Samples positive for traces of the virus that causes COVID-19 were also found in sewage from Bologna, Milan and Turin in January and February 2020. Samples taken in October and November 2019 tested negative.
The institute said it plans to launch a pilot study in July to monitor wastewater in tourist resorts.
The first Italian was diagnosed on February 20 in Codogno, south of Milan, prompting the closure of 11 nearby towns before the imposition of a national lockdown on March 10, when Italy became the first European country to do so.
After recording 34,500 deaths to date, Italy is now emerging from lockdown.
Contact tracing has identified five people who were infected in northern Italy in mid-January, but the sewage testing places the arrival of the virus in Italy – possibly due to trade ties with China – at least a month earlier than that.
Wastewater studies have also found early traces of the virus in other nations.
A recent study in Barcelona found traces of the virus were present in mid-January, over a month before the first local cases were diagnosed.
A Paris hospital has re-tested samples taken from a suspected pneumonia patient on December 27, discovering he was suffering from Covid-19 nearly a month before the first confirmed cases.
China first reported the virus to the World Health Organisation on December 31, but recorded a tenfold increase in flu cases in December.
Last week Harvard Medical School reported large increases in traffic at hospitals in Wuhan, China’s epicentre, as early as last autumn, around the time of a spike in internet searches in China for symptoms associated with Covid-19.
According to government data seen by the South China Morning Post, a 55-year-old from the Hubei province could have been the first person to have contracted COVID-19.
However, the scientists stressed that the 55-year-old was not “patient zero”, who scientists expect will help them to trace the source of the virus, generally thought to have jumped to humans from bats.
Chinese authorities have identified at least 266 people who were infected with the deadly disease in 2019, all of whom came under medical surveillance at some point.
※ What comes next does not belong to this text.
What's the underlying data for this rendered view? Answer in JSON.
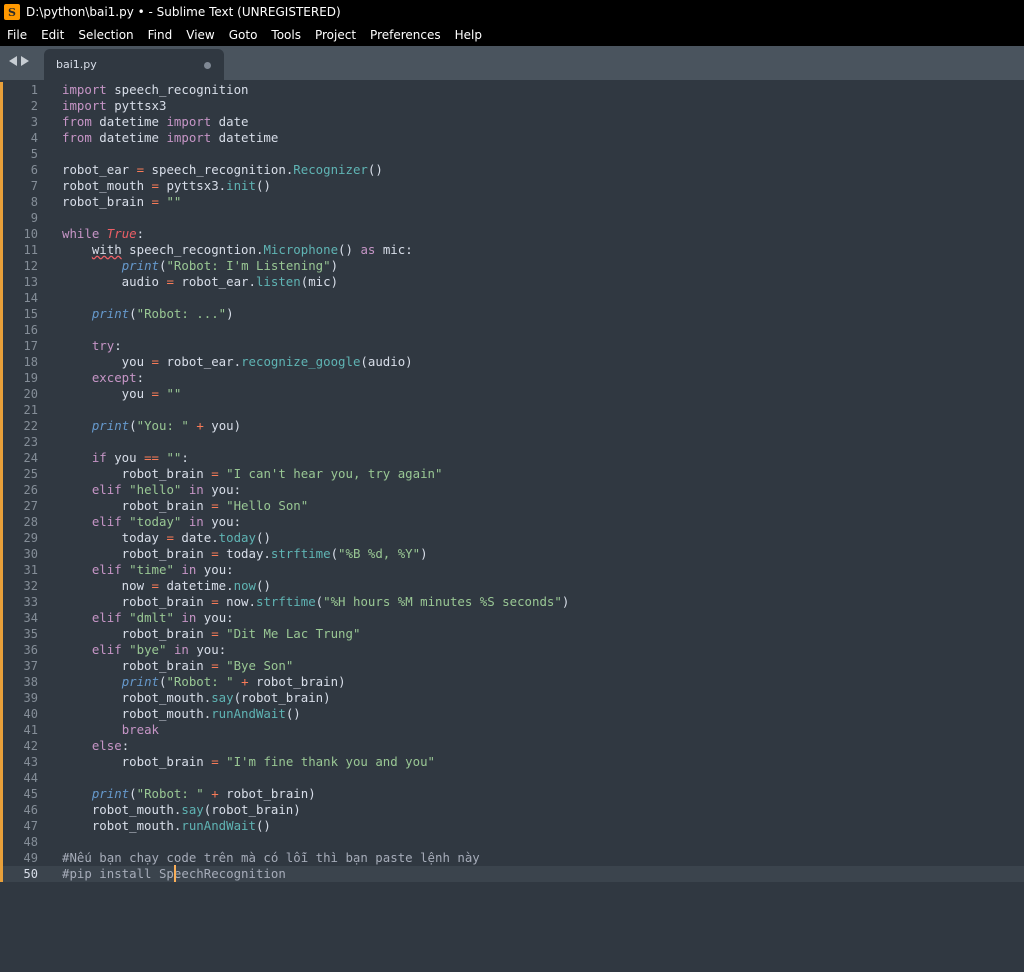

Some of the cases were likely backdated after health authorities had tested specimens taken from suspected patients.